By E.C. Baker
Mary Corse is a young artist currently developing certain ideas which are related to Irwin, but which she has developed in a highly individual way. Her earlier pieces are pure white, light-emanating slabs, suspended or on a pedestal, remote in their flickering insubstantiality and very cool. Though technically complex hollow shells full of wiring and lamps, they convey mystery through an extreme visual simplicity. In some of them, an electric charge jumps a gap to the luminous element itself, so that the flickering light appears to have no mechanical source whatever. During the pasty year she has turned to making large, square white paintings; she subdivides the canvas into a big grid, and varies the direction of the paint strokes. Her paintings, too, deal importantly with light; the white pigment is encrusted with tiny glass beads (used to make highway sings and white lines reflective to headlights). An intrinsic part of these paintings are extremely bright spotlights trained on their surfaces. White the light placement can be problematical since it often occupies approximately the same spot as the viewer, it is important because the paintings do not come alive in the way she intends under ordinary room lighting.
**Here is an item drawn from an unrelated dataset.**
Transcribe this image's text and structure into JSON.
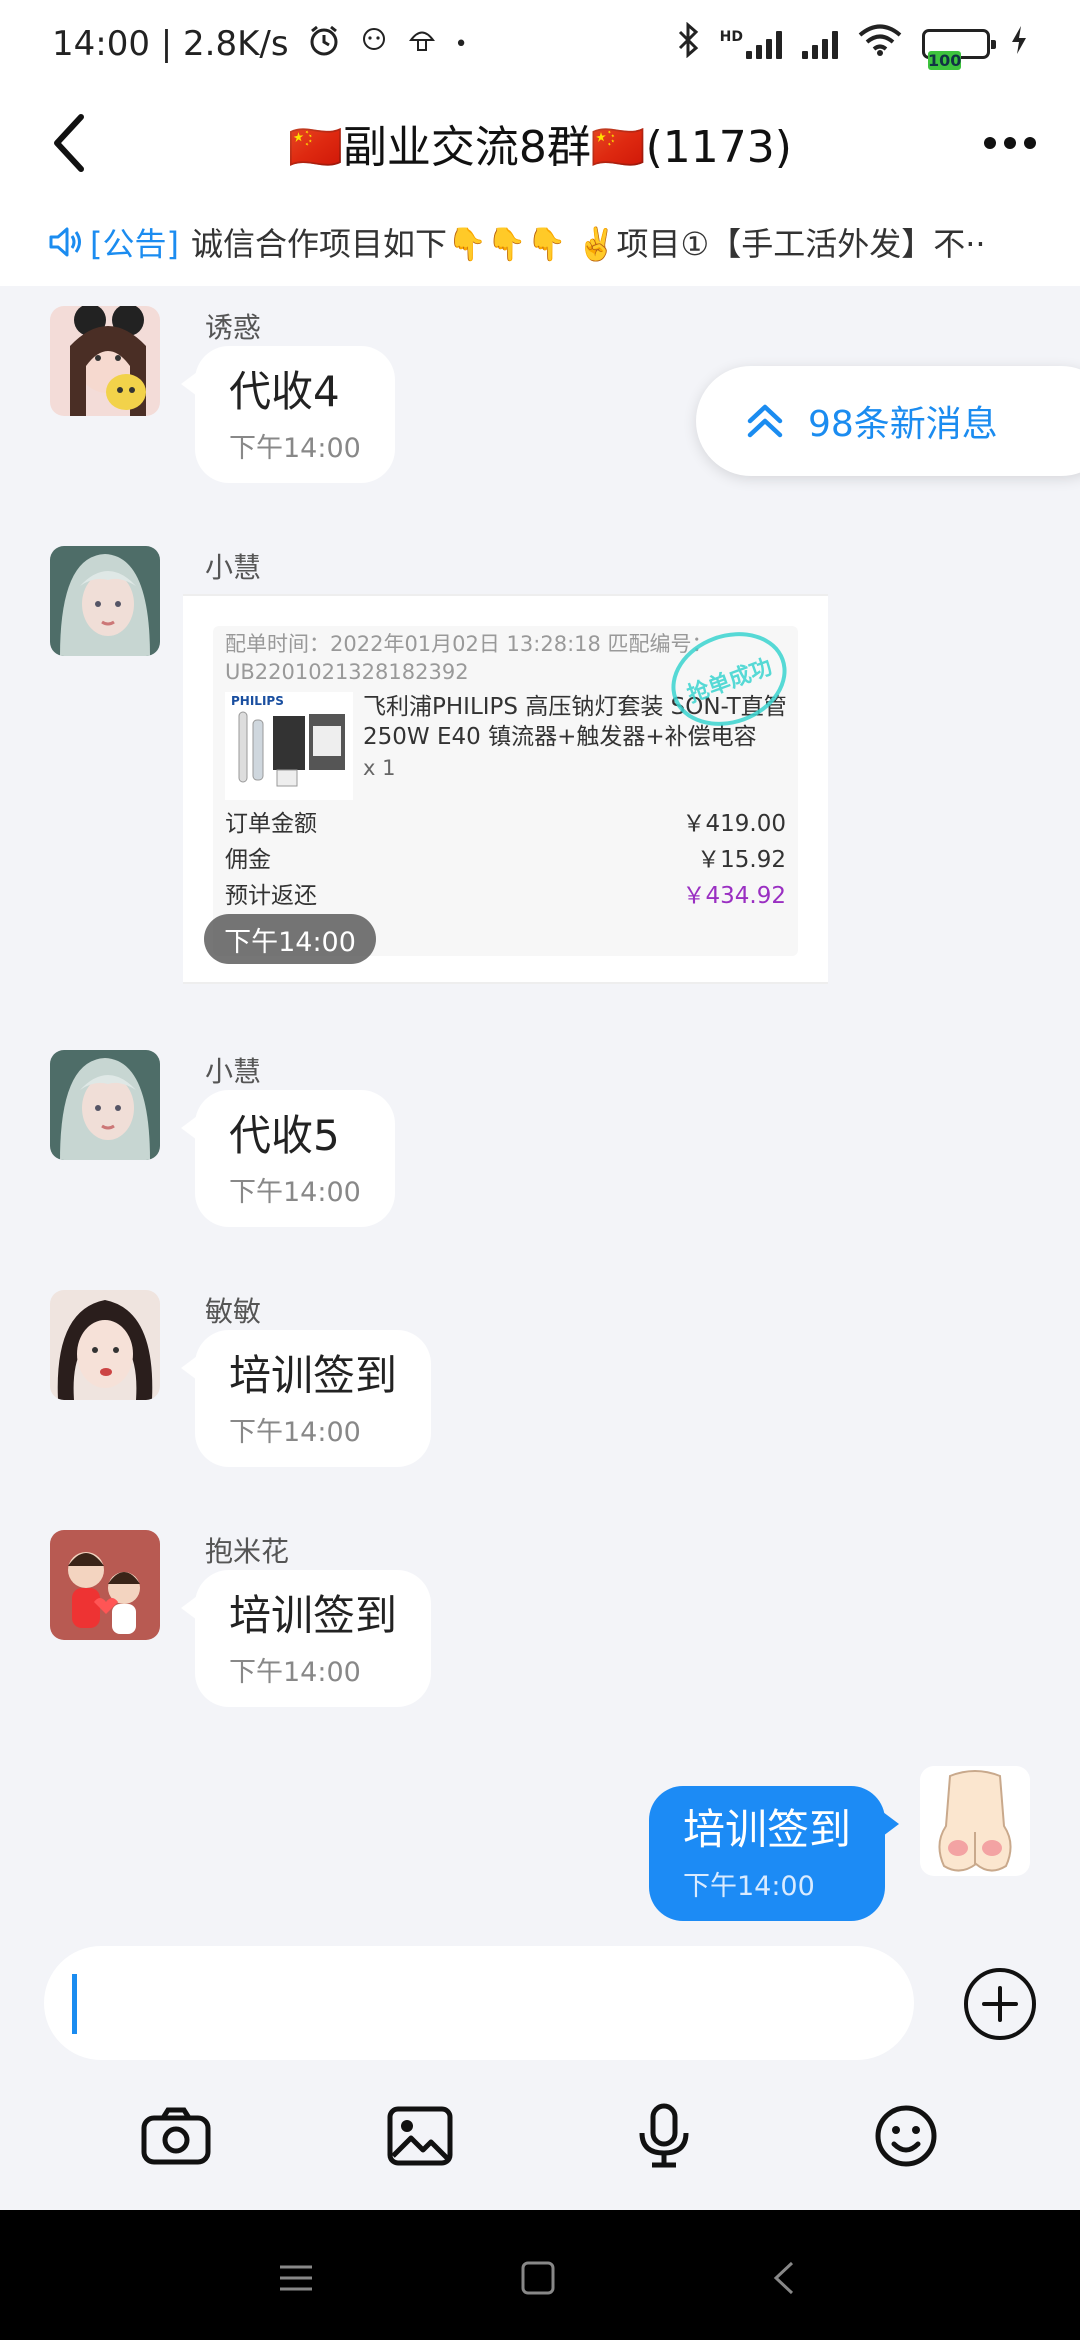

Brightly lit, they take on a dimension apart from the paint itself, developing elusive spectral rainbows somewhere behind or in front of the surface.